I decided sometime yesterday afternoon that I was going to go ahead and pull the trigger on the Fit, so I got in contact with Honda of Seattle (I wanted to be sure that my local sales tax stayed in town), went down and had them locate me a car in the color I wanted, and then negotiated a deal and signed the paperwork so they could go get it for me—and I lucked out, since the one I bought was the only one of its kind in the color I wanted in the entire state.
I think most people’s assumption about me, as a former car salesman, would be that I would really put the screws to whoever my salesperson was and get the best possible deal for myself no matter how long it took; in reality, though, the difference between invoice (what the dealership pays for the car, and what a salesperson’s commission is based on) and MSRP (Manufacturer’s Suggested Retail Price, or the sticker price) on the model I bought is only $456, as opposed to $2-4000 on the trucks and SUVs I made most of my money off of as a Ford salesman in 2002 and 2003, so there’s not a lot of meat on the bones to begin with. In the same way that it’s worth supporting local businesses that you don’t want to see go under or paying more for your groceries so that you can support a living wage for the store employees, I’m a fan of not starving car dealerships of a fair profit, and $456 is a fair profit in my book.

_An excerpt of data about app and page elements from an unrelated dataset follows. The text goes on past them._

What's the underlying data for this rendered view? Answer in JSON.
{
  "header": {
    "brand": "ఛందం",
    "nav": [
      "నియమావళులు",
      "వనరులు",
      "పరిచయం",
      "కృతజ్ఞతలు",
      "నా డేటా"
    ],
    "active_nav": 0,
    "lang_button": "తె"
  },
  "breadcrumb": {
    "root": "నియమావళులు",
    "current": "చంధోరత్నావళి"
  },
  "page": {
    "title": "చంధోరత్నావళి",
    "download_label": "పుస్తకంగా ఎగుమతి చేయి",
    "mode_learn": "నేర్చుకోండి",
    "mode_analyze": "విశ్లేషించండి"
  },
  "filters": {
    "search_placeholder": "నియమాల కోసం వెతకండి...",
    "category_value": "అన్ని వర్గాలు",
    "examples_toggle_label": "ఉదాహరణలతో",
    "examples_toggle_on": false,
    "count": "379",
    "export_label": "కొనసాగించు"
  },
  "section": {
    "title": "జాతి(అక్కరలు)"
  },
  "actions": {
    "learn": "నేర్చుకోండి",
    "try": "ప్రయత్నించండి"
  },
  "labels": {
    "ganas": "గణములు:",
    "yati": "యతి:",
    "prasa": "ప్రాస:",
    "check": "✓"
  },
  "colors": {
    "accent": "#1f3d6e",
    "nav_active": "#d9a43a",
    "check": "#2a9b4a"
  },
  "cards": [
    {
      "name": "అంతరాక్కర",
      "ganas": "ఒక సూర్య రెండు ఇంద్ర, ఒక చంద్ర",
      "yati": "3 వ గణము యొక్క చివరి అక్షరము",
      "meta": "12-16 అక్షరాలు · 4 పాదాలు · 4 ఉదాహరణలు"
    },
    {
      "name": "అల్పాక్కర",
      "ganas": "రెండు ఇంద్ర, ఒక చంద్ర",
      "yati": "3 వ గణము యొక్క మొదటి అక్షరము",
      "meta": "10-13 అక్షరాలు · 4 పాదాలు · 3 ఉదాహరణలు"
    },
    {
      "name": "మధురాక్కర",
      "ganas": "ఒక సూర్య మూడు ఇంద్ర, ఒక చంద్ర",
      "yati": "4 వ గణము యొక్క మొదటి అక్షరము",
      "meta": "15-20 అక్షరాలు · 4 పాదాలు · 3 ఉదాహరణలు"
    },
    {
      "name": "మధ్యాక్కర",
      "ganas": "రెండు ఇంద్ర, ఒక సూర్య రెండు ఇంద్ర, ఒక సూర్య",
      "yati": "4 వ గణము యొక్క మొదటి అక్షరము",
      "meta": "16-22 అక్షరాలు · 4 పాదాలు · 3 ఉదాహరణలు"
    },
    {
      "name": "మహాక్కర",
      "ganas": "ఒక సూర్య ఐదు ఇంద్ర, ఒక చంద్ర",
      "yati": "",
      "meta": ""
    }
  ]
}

In the end they ended up eating a $300 accessory package the other dealer had already added, I paid them MSRP plus taxes and fees, and all was well with the world; the negotiation and finance portions of the deal were both quick and painless. They picked the car up from Bellingham earlier today, and I went by to pick it up from them just now.
I think this is going to be the beginning of a long and beautiful friendship—now I’m looking forward to getting it broken in properly :)